Jump to content
Want To Build A New Drying Rack..
8 replies to this topic
Posted 03 November 2009 - 06:13 PM
I saw on another site the use of pillow bearings. Looked real sturdy. My question is how to adapt a 3/4" od pipe to a square stock from a rotisiere motor to drive the thing. I am at a loss, do not know the terminology of what's needed. There must be a couple of people here that can describe items or point me to a catalog. Many thanks.....miles to go before I sleep...
Posted 03 November 2009 - 11:34 PM
You didn't say whether your pipe was metal or plastic. If it's plastic you can get an end cap for it and drill a hole that's just a little smaller than the width of the square end of your rotisserie. Then take a piece of square key stock the same size as the output shaft on the rotisserie and heat it just hot enough to slowly melt it's way through the round hole. Not so hot that it will leave you with a puddle of melted plastic. Just hot enough to push it's way through the hole. If your pipe is metal the procedure is pretty much the same. You will still drill a hole through the metal end cap and you will still need to push the key stock through the hole. Only this time the metal end cap will have to be heated cherry red and a vise or something sturdy to hold the end cap while you beat the key stock through. You will need a torch or some other heat source that's hot enough to do this. Hope this helps.

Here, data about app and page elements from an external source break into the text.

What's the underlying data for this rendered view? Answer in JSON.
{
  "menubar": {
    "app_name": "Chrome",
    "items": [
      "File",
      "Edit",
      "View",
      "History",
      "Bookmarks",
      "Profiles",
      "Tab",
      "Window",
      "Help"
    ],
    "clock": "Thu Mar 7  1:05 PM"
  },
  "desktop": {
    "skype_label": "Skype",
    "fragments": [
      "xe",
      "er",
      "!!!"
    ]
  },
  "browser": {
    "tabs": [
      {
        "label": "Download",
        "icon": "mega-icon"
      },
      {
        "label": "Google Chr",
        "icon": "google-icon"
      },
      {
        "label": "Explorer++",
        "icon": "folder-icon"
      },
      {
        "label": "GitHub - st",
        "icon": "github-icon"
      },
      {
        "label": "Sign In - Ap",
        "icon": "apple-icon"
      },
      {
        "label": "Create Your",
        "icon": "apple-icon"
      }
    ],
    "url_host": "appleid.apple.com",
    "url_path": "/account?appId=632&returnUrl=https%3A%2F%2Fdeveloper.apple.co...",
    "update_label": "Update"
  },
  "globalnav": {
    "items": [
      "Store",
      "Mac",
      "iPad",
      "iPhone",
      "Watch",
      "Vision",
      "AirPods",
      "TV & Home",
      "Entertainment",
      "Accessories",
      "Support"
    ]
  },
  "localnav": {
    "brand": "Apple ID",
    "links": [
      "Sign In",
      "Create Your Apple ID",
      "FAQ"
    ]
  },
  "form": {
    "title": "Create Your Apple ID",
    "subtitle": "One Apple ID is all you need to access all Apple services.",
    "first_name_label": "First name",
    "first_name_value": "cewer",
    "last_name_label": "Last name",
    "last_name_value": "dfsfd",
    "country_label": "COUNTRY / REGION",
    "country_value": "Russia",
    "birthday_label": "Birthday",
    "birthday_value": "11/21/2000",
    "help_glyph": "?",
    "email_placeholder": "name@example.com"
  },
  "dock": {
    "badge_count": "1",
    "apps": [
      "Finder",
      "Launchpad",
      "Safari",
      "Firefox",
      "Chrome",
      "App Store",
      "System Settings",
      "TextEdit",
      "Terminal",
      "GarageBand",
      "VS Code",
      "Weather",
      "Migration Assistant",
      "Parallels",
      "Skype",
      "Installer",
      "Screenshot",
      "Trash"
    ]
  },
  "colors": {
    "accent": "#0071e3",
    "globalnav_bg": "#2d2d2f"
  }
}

Edited by RayburnGuy, 03 November 2009 - 11:35 PM.
Posted 04 November 2009 - 12:32 AM
Welding would be my first choice but jb weld or epoxy would work fine
Posted 04 November 2009 - 10:36 AM
Seems he used a 5/8" solid rod stock, then had a 'hole' made it the tip for the square stock of the rotissiere. The pillow bearings I was looking at getting have 3/4" bore. Guess I better look at size of rod stock available. Or...use a pipe instead, where I can do this work at home.
Posted 04 November 2009 - 11:15 AM
I can send you a picture of the lure turner I made if you'd like Finlander. It's made of plywood, a piece of all thread and the motor out of a microwave. The all thread rod fits through holes drilled in the plywood and lubricated with Vaseline. No bearings at all. Works great for me.
Posted 04 November 2009 - 07:06 PM
I used a homemade rod turner and weber bbq motor. I used a 3/4 in. dowel carved square on one end to fit the motor. The dowel rides on the V blocks set up for a rod blank. I glued wooden clothes pins on the dowel at 90 degrees to the dowel axis. Bordering on crude and tacky but has been in use for at least 5 years. You might find a rod turner on ebay that you could adapt to suit??
Posted 04 November 2009 - 11:40 PM
I just started up my old set-up. First lure is tumbling w/ Etx on it. I may not go to the pillow bearing setup right away but that is the next step for me. This motor I bought less than a year ago and is real quiet. If I jerry rig something another way it may make enough noise that the wife wont be able to sleep. Those bearings would be pretty silent. I just dont have the support on the square shaft leading from the motor right now. But I see the direction I want to go to. I have some aluminum 'channel' pieces I can make the new frame with. Will post pictures of new lure and rack when I learn how.
Posted 07 November 2009 - 08:51 PM
Can you guys post some pics of yout "dryers?"
Edited by fat basser, 07 November 2009 - 08:51 PM.
Posted 08 November 2009 - 12:09 AM
Here's a pic of my drying wheel. The microwave motor is mounted on the end you can't see. It's connected to a piece of all thread with nuts and washers holding the plywood circles in place. There are no bearings. The holes for the all thread were drilled a little larger and then Vaseline was used for lube. There are small eye bolts screwed to the plywood circles that the baits are attached to with stiff wire bent into an "S" shape. One end of the bait is attached by the line tie and the back hook hanger gets an "S" hook that is then hooked to a rubber band that is doubled through the eye bolt on the other plywood circle. I used rubber bands so I could turn different length baits without having to make adjustments. In the picture there is a rubber band placed across the bill of the bait. This was done to keep the bait from flopping while it turned as this was a large lure. A tad crude, but it seems to work fairly well.
Edited by RayburnGuy, 08 November 2009 - 12:10 AM.